Scripture is the inspired Word of God, but it is always written in a human tongue. People do not speak God’s language, or have God’s knowledge, so God, when speaking to people through inspiration, must employ the human language of the culture and time of the one inspired, in order to impart any knowledge at all. God always “talks down” to us, and our finite human capacity always limits how well we understand the infinite God, and express that understanding. One cannot put the ocean in a bottle; and new wineskins must be used for new wine. As Jesus himself would later say, “I have many things to say to you, but you cannot bear them now. But when the Spirit of truth comes, he will guide you into all the truth.” (John 16:12-13)
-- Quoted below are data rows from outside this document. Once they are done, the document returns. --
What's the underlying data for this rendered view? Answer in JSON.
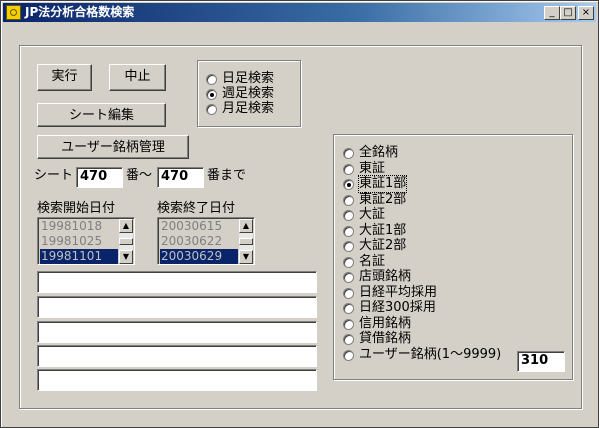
{
  "window": {
    "title": "JP法分析合格数検索",
    "minimize": "_",
    "maximize": "□",
    "close": "×"
  },
  "actions": {
    "run_label": "実行",
    "stop_label": "中止",
    "sheet_edit_label": "シート編集",
    "user_stock_label": "ユーザー銘柄管理"
  },
  "period": {
    "options": [
      "日足検索",
      "週足検索",
      "月足検索"
    ],
    "selected": "週足検索"
  },
  "sheet": {
    "prefix": "シート",
    "from": "470",
    "between": "番〜",
    "to": "470",
    "suffix": "番まで"
  },
  "dates": {
    "start_label": "検索開始日付",
    "start_items": [
      "19981018",
      "19981025",
      "19981101"
    ],
    "start_selected": "19981101",
    "end_label": "検索終了日付",
    "end_items": [
      "20030615",
      "20030622",
      "20030629"
    ],
    "end_selected": "20030629"
  },
  "text_fields": [
    "",
    "",
    "",
    "",
    ""
  ],
  "market": {
    "options": [
      "全銘柄",
      "東証",
      "東証1部",
      "東証2部",
      "大証",
      "大証1部",
      "大証2部",
      "名証",
      "店頭銘柄",
      "日経平均採用",
      "日経300採用",
      "信用銘柄",
      "貸借銘柄",
      "ユーザー銘柄(1〜9999)"
    ],
    "selected": "東証1部",
    "user_stock_value": "310"
  },
  "icons": {
    "app": "app-icon",
    "scroll_up": "scroll-up-arrow-icon",
    "scroll_down": "scroll-down-arrow-icon"
  }
}
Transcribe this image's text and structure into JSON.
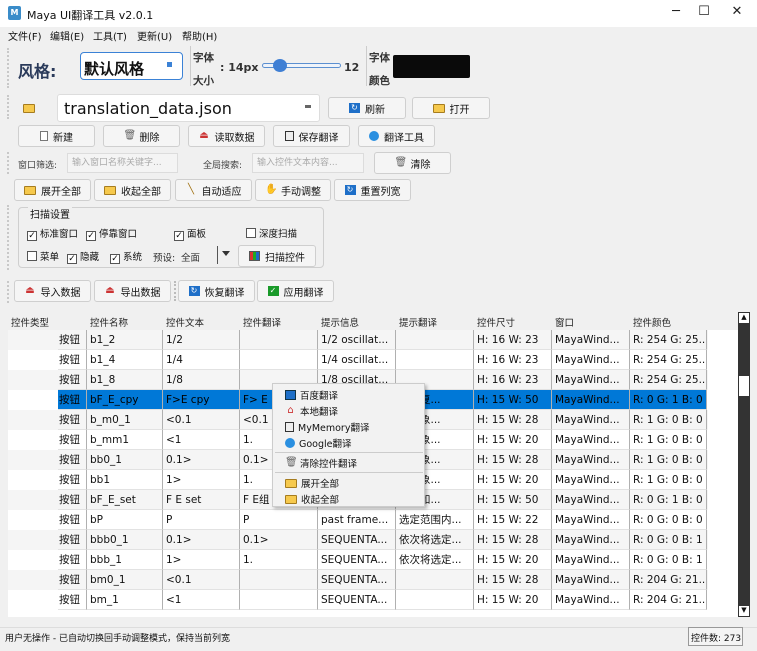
{
  "window": {
    "title": "Maya UI翻译工具 v2.0.1",
    "icon": "maya-icon",
    "controls": [
      "minimize",
      "maximize",
      "close"
    ]
  },
  "menu": [
    "文件(F)",
    "编辑(E)",
    "工具(T)",
    "更新(U)",
    "帮助(H)"
  ],
  "style_bar": {
    "style_label": "风格:",
    "style_value": "默认风格",
    "font_size_label1": "字体",
    "font_size_label2": "大小",
    "font_size_value": ": 14px",
    "slider_value": 12,
    "slider_min": 8,
    "slider_max": 30,
    "font_color_label1": "字体",
    "font_color_label2": "颜色",
    "font_color": "#0a0a0a"
  },
  "file_bar": {
    "file": "translation_data.json",
    "refresh": "刷新",
    "open": "打开"
  },
  "actions": {
    "new": "新建",
    "delete": "删除",
    "read": "读取数据",
    "save": "保存翻译",
    "translate_tool": "翻译工具"
  },
  "filters": {
    "window_label": "窗口筛选:",
    "window_placeholder": "输入窗口名称关键字...",
    "search_label": "全局搜索:",
    "search_placeholder": "输入控件文本内容...",
    "clear": "清除"
  },
  "view": {
    "expand_all": "展开全部",
    "collapse_all": "收起全部",
    "auto_fit": "自动适应",
    "manual": "手动调整",
    "reset_cols": "重置列宽"
  },
  "scan": {
    "title": "扫描设置",
    "options": [
      {
        "label": "标准窗口",
        "checked": true
      },
      {
        "label": "停靠窗口",
        "checked": true
      },
      {
        "label": "面板",
        "checked": true
      },
      {
        "label": "深度扫描",
        "checked": false
      },
      {
        "label": "菜单",
        "checked": false
      },
      {
        "label": "隐藏",
        "checked": true
      },
      {
        "label": "系统",
        "checked": true
      }
    ],
    "preset_label": "预设:",
    "preset_value": "全面",
    "scan_button": "扫描控件"
  },
  "data_bar": {
    "import": "导入数据",
    "export": "导出数据",
    "restore": "恢复翻译",
    "apply": "应用翻译"
  },
  "table": {
    "columns": [
      "控件类型",
      "控件名称",
      "控件文本",
      "控件翻译",
      "提示信息",
      "提示翻译",
      "控件尺寸",
      "窗口",
      "控件颜色"
    ],
    "rows": [
      [
        "按钮",
        "b1_2",
        "1/2",
        "",
        "1/2 oscillat...",
        "",
        "H: 16 W: 23",
        "MayaWind...",
        "R: 254 G: 25..."
      ],
      [
        "按钮",
        "b1_4",
        "1/4",
        "",
        "1/4 oscillat...",
        "",
        "H: 16 W: 23",
        "MayaWind...",
        "R: 254 G: 25..."
      ],
      [
        "按钮",
        "b1_8",
        "1/8",
        "",
        "1/8 oscillat...",
        "",
        "H: 16 W: 23",
        "MayaWind...",
        "R: 254 G: 25..."
      ],
      [
        "按钮",
        "bF_E_cpy",
        "F>E cpy",
        "F> E",
        "",
        "一帧复...",
        "H: 15 W: 50",
        "MayaWind...",
        "R: 0 G: 1 B: 0"
      ],
      [
        "按钮",
        "b_m0_1",
        "<0.1",
        "<0.1",
        "",
        "定对象...",
        "H: 15 W: 28",
        "MayaWind...",
        "R: 1 G: 0 B: 0"
      ],
      [
        "按钮",
        "b_mm1",
        "<1",
        "1.",
        "",
        "定对象...",
        "H: 15 W: 20",
        "MayaWind...",
        "R: 1 G: 0 B: 0"
      ],
      [
        "按钮",
        "bb0_1",
        "0.1>",
        "0.1>",
        "",
        "定对象...",
        "H: 15 W: 28",
        "MayaWind...",
        "R: 1 G: 0 B: 0"
      ],
      [
        "按钮",
        "bb1",
        "1>",
        "1.",
        "",
        "定对象...",
        "H: 15 W: 20",
        "MayaWind...",
        "R: 1 G: 0 B: 0"
      ],
      [
        "按钮",
        "bF_E_set",
        "F E set",
        "F E组",
        "",
        "一帧和...",
        "H: 15 W: 50",
        "MayaWind...",
        "R: 0 G: 1 B: 0"
      ],
      [
        "按钮",
        "bP",
        "P",
        "P",
        "past frame...",
        "选定范围内...",
        "H: 15 W: 22",
        "MayaWind...",
        "R: 0 G: 0 B: 0"
      ],
      [
        "按钮",
        "bbb0_1",
        "0.1>",
        "0.1>",
        "SEQUENTA...",
        "依次将选定...",
        "H: 15 W: 28",
        "MayaWind...",
        "R: 0 G: 0 B: 1"
      ],
      [
        "按钮",
        "bbb_1",
        "1>",
        "1.",
        "SEQUENTA...",
        "依次将选定...",
        "H: 15 W: 20",
        "MayaWind...",
        "R: 0 G: 0 B: 1"
      ],
      [
        "按钮",
        "bm0_1",
        "<0.1",
        "",
        "SEQUENTA...",
        "",
        "H: 15 W: 28",
        "MayaWind...",
        "R: 204 G: 21..."
      ],
      [
        "按钮",
        "bm_1",
        "<1",
        "",
        "SEQUENTA...",
        "",
        "H: 15 W: 20",
        "MayaWind...",
        "R: 204 G: 21..."
      ]
    ],
    "selected_row": 3,
    "scroll_fraction": 0.2
  },
  "context_menu": {
    "items": [
      "百度翻译",
      "本地翻译",
      "MyMemory翻译",
      "Google翻译",
      "清除控件翻译",
      "展开全部",
      "收起全部"
    ]
  },
  "status": {
    "message": "用户无操作 - 已自动切换回手动调整模式，保持当前列宽",
    "count": "控件数: 273"
  }
}
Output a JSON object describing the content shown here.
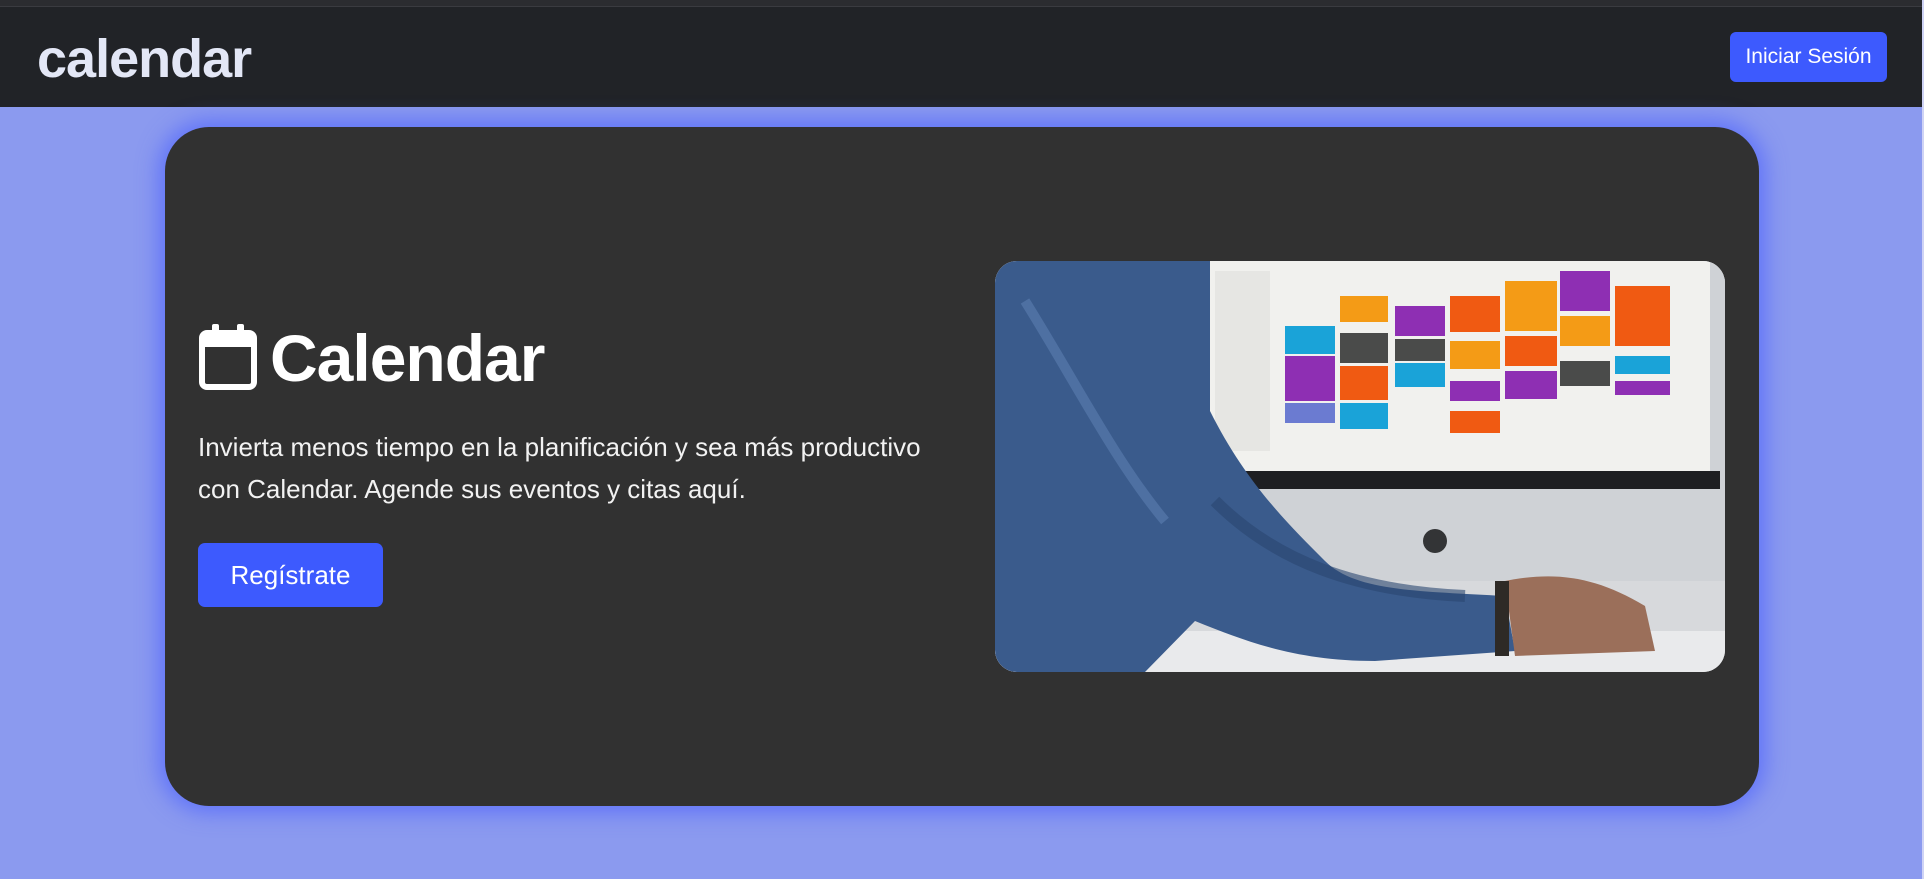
{
  "navbar": {
    "brand": "calendar",
    "login_label": "Iniciar Sesión"
  },
  "hero": {
    "title": "Calendar",
    "title_icon": "calendar-icon",
    "description": "Invierta menos tiempo en la planificación y sea más productivo con Calendar. Agende sus eventos y citas aquí.",
    "register_label": "Regístrate",
    "image": "photo of a person in a denim shirt using a computer showing a colorful calendar"
  },
  "colors": {
    "page_background": "#8b9aef",
    "navbar_background": "#212327",
    "card_background": "#313131",
    "accent": "#3d5afe",
    "card_glow": "#465cff"
  }
}
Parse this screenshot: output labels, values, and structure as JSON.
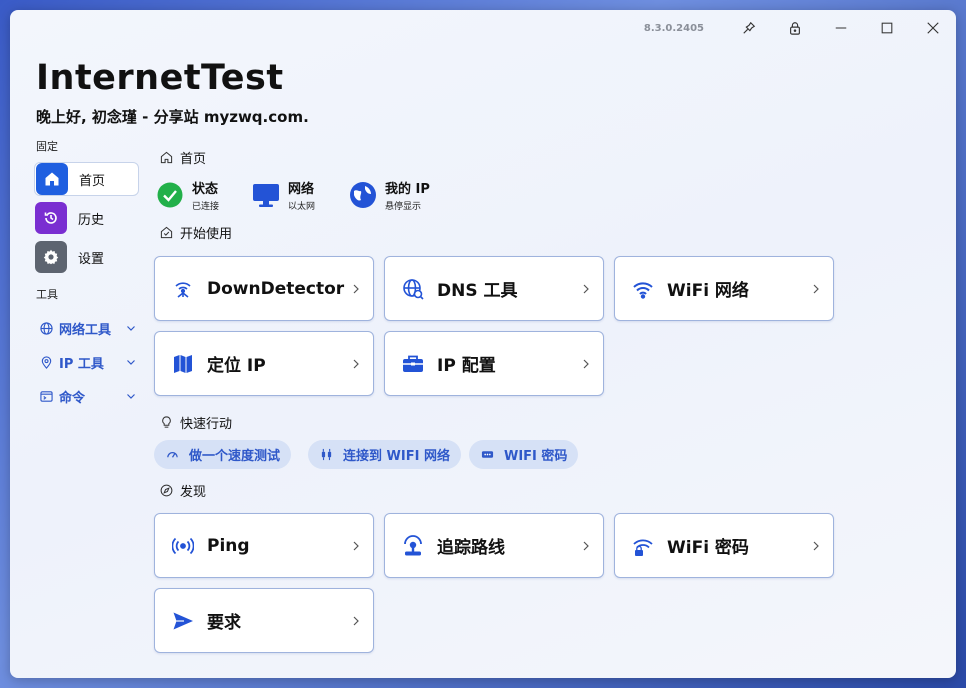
{
  "window": {
    "version": "8.3.0.2405",
    "title": "InternetTest",
    "greeting": "晚上好, 初念瑾 - 分享站 myzwq.com."
  },
  "sidebar": {
    "pinned_label": "固定",
    "pinned": [
      {
        "label": "首页",
        "icon": "home-icon",
        "color": "#1f5fe0"
      },
      {
        "label": "历史",
        "icon": "history-icon",
        "color": "#7a2ed1"
      },
      {
        "label": "设置",
        "icon": "gear-icon",
        "color": "#5d6470"
      }
    ],
    "tools_label": "工具",
    "tools": [
      {
        "label": "网络工具",
        "icon": "globe-icon"
      },
      {
        "label": "IP 工具",
        "icon": "location-icon"
      },
      {
        "label": "命令",
        "icon": "command-icon"
      }
    ]
  },
  "home": {
    "header": "首页",
    "status": [
      {
        "title": "状态",
        "sub": "已连接",
        "icon": "check-circle-icon"
      },
      {
        "title": "网络",
        "sub": "以太网",
        "icon": "monitor-icon"
      },
      {
        "title": "我的 IP",
        "sub": "悬停显示",
        "icon": "globe-person-icon"
      }
    ]
  },
  "get_started": {
    "header": "开始使用",
    "cards": [
      {
        "label": "DownDetector",
        "icon": "signal-icon"
      },
      {
        "label": "DNS 工具",
        "icon": "dns-icon"
      },
      {
        "label": "WiFi 网络",
        "icon": "wifi-icon"
      },
      {
        "label": "定位 IP",
        "icon": "map-icon"
      },
      {
        "label": "IP 配置",
        "icon": "toolbox-icon"
      }
    ]
  },
  "quick_actions": {
    "header": "快速行动",
    "items": [
      {
        "label": "做一个速度测试",
        "icon": "gauge-icon"
      },
      {
        "label": "连接到 WIFI 网络",
        "icon": "plug-icon"
      },
      {
        "label": "WIFI 密码",
        "icon": "password-icon"
      }
    ]
  },
  "discover": {
    "header": "发现",
    "cards": [
      {
        "label": "Ping",
        "icon": "ping-icon"
      },
      {
        "label": "追踪路线",
        "icon": "trace-icon"
      },
      {
        "label": "WiFi 密码",
        "icon": "wifi-lock-icon"
      },
      {
        "label": "要求",
        "icon": "send-icon"
      }
    ]
  },
  "colors": {
    "accent": "#2f58c9",
    "success": "#22b04a"
  }
}
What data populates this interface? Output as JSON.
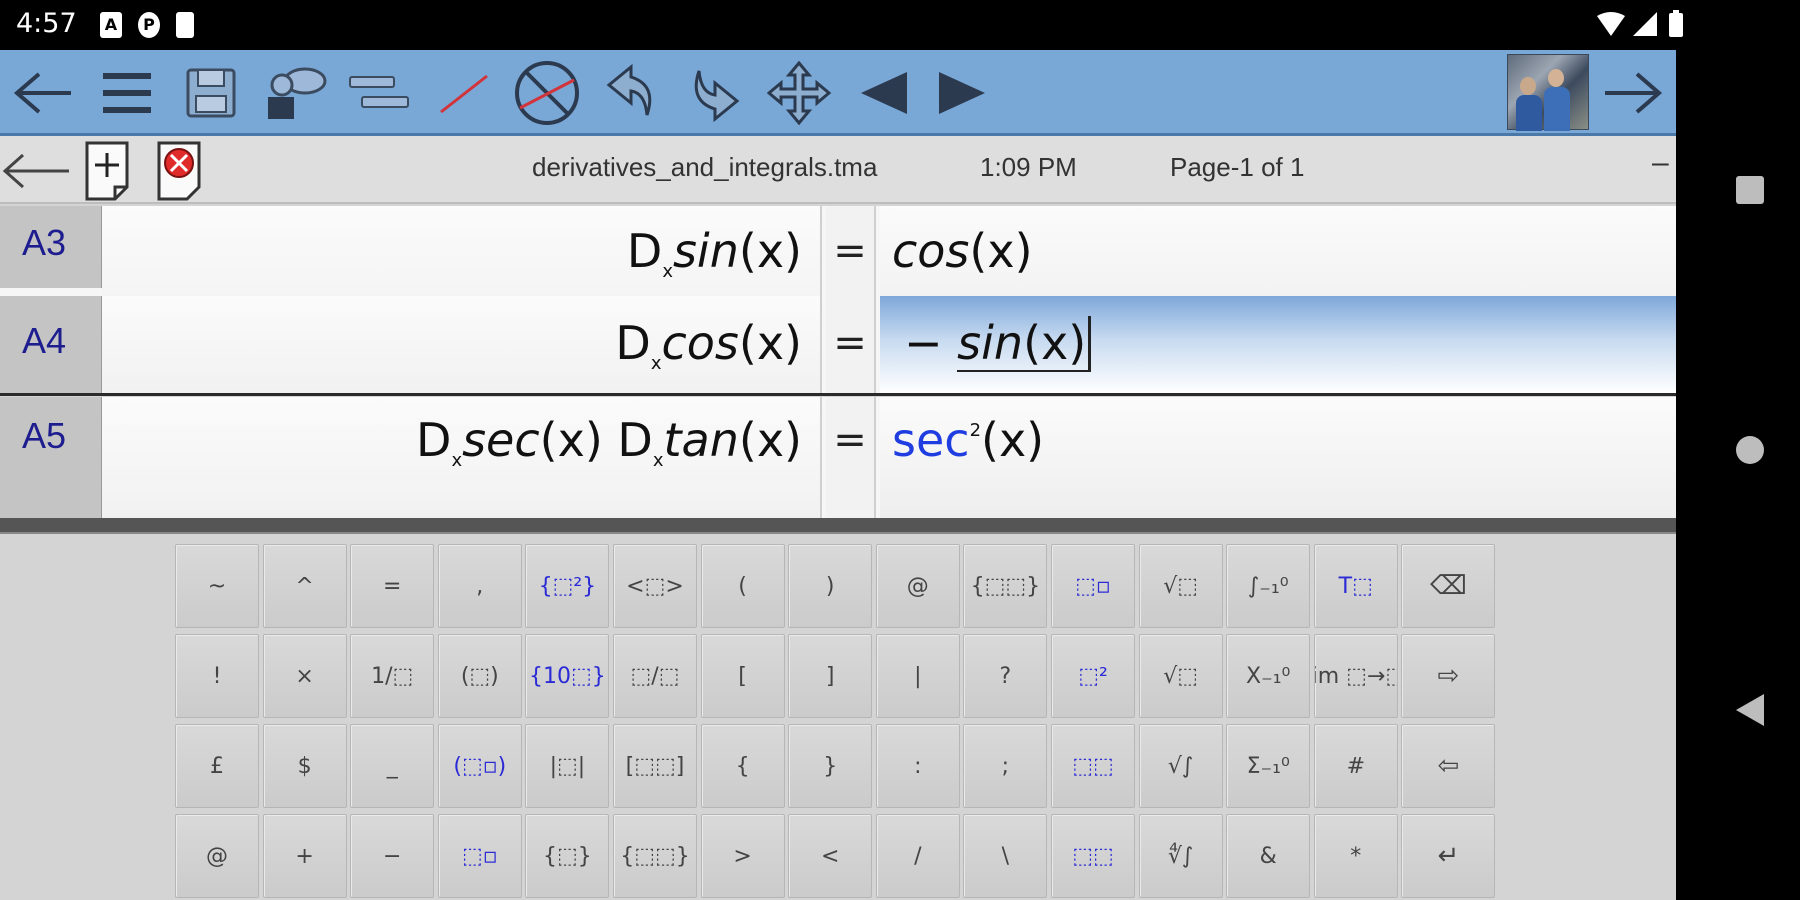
{
  "status_bar": {
    "time": "4:57",
    "icons": [
      "a-icon",
      "p-icon",
      "sd-card-icon",
      "wifi-icon",
      "signal-icon",
      "battery-icon"
    ]
  },
  "toolbar": {
    "items": [
      "back-arrow-icon",
      "menu-icon",
      "save-icon",
      "shapes-icon",
      "align-icon",
      "pen-icon",
      "no-draw-icon",
      "undo-icon",
      "redo-icon",
      "move-icon",
      "prev-icon",
      "next-icon",
      "forward-arrow-icon"
    ]
  },
  "header": {
    "filename": "derivatives_and_integrals.tma",
    "time": "1:09  PM",
    "page": "Page-1  of  1",
    "minimize": "–"
  },
  "rows": [
    {
      "label": "A3",
      "lhs": {
        "d": "D",
        "sub": "x",
        "fn": "sin",
        "arg": "(x)"
      },
      "eq": "=",
      "rhs": {
        "fn": "cos",
        "arg": "(x)"
      }
    },
    {
      "label": "A4",
      "lhs": {
        "d": "D",
        "sub": "x",
        "fn": "cos",
        "arg": "(x)"
      },
      "eq": "=",
      "rhs": {
        "neg": "−",
        "fn": "sin",
        "arg": "(x)"
      }
    },
    {
      "label": "A5",
      "lhs": {
        "d1": "D",
        "sub1": "x",
        "fn1": "sec",
        "arg1": "(x)",
        "d2": "D",
        "sub2": "x",
        "fn2": "tan",
        "arg2": "(x)"
      },
      "eq": "=",
      "rhs": {
        "fn": "sec",
        "sup": "2",
        "arg": "(x)"
      }
    }
  ],
  "keyboard": {
    "row1": [
      "~",
      "^",
      "=",
      ",",
      "{⬚²}",
      "<⬚>",
      "(",
      ")",
      "@",
      "{⬚⬚}",
      "⬚▫",
      "√⬚",
      "∫₋₁⁰",
      "T⬚",
      "⌫"
    ],
    "row2": [
      "!",
      "×",
      "1/⬚",
      "(⬚)",
      "{10⬚}",
      "⬚/⬚",
      "[",
      "]",
      "|",
      "?",
      "⬚²",
      "√⬚",
      "X₋₁⁰",
      "lim ⬚→⬚",
      "⇨"
    ],
    "row3": [
      "£",
      "$",
      "_",
      "(⬚▫)",
      "|⬚|",
      "[⬚⬚]",
      "{",
      "}",
      ":",
      ";",
      "⬚⬚",
      "√∫",
      "Σ₋₁⁰",
      "#",
      "⇦"
    ],
    "row4": [
      "@",
      "+",
      "−",
      "⬚▫",
      "{⬚}",
      "{⬚⬚}",
      ">",
      "<",
      "/",
      "\\",
      "⬚⬚",
      "∜∫",
      "&",
      "*",
      "↵"
    ]
  },
  "nav": {
    "items": [
      "square-nav-icon",
      "circle-nav-icon",
      "back-nav-icon"
    ]
  }
}
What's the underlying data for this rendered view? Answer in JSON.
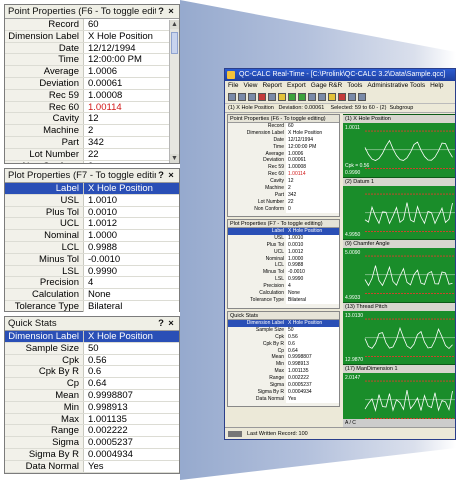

The inspired recipients of God’s word in Genesis believed the sky to consist of a dome, in which the sun, moon, and stars were set, and which had windows to admit the rain stored in the pool of waters above. God, of course, knew that this was not true, literally or in any other sense, but the minds of those God inspired could have no place to hold such concepts as gravity and freely floating planets, stars and moons — or that the earth was not stationary at the center of a revolving universe. They had the evidence of their senses to the contrary, and would not, as Jesus would later say, have been able to “bear” the truth. So God communicated to them in a language that did not seem outrageous to them, that met their expectations, and explained and ratified what they perceived. The primary truth God intended to convey, after all, was not a literal account of the composition of the cosmos, but the theological principle that God is the creator of all that is.
In the same way, the accounts in Genesis 2 through 4 do not present a literal history of the first human beings, but a theologically relevant account, God’s word designed to explain truths to people in keeping with what they perceived, within their time and place — to address the really big questions to which the account provides the answers: primarily, why is it that people do wrong things; why do they die; why do they marry; and why should a perfectly natural thing like childbirth be so painful.
Tobias Haller BSG